As for Corinthian, S&P analyst Michael Jaffe notes that the company is benefiting from strong student enrollment at new and existing campuses. Jaffe believes strong top-line growth and
productivity gains will fuel significant earnings per share growth for the foreseeable future.
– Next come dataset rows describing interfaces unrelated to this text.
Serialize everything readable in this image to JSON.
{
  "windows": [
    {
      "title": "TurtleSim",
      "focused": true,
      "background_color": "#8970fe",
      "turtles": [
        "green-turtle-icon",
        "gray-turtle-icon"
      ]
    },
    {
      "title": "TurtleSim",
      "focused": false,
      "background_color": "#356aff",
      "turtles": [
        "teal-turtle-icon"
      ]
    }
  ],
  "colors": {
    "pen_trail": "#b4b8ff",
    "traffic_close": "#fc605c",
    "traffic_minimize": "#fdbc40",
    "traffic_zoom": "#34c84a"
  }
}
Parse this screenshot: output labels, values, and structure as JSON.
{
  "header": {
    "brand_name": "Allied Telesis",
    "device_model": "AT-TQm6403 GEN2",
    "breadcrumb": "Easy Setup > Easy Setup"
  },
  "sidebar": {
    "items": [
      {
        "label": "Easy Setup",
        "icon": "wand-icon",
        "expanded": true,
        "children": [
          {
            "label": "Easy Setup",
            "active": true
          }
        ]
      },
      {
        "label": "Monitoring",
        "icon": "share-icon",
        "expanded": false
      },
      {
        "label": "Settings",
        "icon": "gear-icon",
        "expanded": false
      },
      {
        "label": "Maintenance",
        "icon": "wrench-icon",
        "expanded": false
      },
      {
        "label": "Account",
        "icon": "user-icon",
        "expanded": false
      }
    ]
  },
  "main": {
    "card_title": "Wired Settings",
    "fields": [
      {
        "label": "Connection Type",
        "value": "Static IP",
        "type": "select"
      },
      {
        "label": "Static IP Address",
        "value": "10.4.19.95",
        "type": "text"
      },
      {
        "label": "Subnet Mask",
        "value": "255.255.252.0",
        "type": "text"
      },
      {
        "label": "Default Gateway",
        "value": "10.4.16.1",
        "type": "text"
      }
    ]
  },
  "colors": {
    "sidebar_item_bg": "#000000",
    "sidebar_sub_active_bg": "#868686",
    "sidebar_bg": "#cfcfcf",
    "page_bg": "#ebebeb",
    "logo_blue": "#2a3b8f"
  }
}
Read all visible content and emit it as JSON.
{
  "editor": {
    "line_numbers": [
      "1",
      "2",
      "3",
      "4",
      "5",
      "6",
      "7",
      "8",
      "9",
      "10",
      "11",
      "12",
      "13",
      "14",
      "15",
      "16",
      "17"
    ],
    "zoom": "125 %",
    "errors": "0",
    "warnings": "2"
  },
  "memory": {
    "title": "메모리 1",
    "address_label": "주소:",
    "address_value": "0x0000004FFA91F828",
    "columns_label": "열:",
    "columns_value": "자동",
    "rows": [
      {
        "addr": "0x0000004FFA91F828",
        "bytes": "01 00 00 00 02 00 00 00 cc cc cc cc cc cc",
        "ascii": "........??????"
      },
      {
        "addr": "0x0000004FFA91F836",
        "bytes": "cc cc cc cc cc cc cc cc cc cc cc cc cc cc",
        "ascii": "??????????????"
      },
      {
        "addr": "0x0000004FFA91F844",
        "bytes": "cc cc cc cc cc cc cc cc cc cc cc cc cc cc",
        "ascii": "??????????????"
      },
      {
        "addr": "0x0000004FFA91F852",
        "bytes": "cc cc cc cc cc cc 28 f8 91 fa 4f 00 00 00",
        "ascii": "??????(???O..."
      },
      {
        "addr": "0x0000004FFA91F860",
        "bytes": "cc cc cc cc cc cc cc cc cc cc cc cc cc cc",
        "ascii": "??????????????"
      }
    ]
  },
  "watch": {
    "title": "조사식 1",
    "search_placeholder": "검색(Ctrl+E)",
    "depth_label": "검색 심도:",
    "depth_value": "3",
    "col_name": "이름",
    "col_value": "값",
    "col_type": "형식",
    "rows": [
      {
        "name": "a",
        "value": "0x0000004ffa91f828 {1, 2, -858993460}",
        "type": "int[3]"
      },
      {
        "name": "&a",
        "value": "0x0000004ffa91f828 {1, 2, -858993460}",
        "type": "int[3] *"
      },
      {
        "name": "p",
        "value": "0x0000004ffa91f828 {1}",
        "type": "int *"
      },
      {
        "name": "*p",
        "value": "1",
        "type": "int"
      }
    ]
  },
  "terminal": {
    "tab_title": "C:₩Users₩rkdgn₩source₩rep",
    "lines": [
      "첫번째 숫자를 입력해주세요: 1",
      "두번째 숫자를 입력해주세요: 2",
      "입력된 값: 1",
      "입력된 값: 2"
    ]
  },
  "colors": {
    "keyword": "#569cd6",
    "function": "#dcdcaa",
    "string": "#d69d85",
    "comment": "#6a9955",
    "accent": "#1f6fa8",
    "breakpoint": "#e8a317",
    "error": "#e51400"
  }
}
His 12-month target price for Corinthian is $65, derived by applying a 1.5 p-e-to-growth
ratio to S&P's fiscal 2004 EPS estimate of $1.80.
Year-to-date through June 30, the S&P Top Ten portfolio gained 13.69% vs. an advance of 11.76% for its benchmark, the S&P 500-stock index (both of these performances include dividends).
Here's the latest list:
S&P Top 10 Portfolio
Boston Scientific (BSX)
Explosive growth prospects
Increasing synergies from broadband acquisition
Compass Bancshares (CBSS)
Valuation, positive fundamental trends
See extended growth period; undervalued
DR Horton (DHI)
Better-than-expected industry trends
Fair Isaac (FIC)
Firming business, low valuation
Recovery in worldwide chip demand expected to drive growth
Jacobs Engineering (JEC)
See strong bookings from refining customers
Annual revenue growth of nearly 100% seen through fiscal 2004
For more information about the Top 10 portfolio, please visit http://www.businessweek.com/investor/content/jun2002/pi20020617_8998.htm By Ken Shea and Robert Gold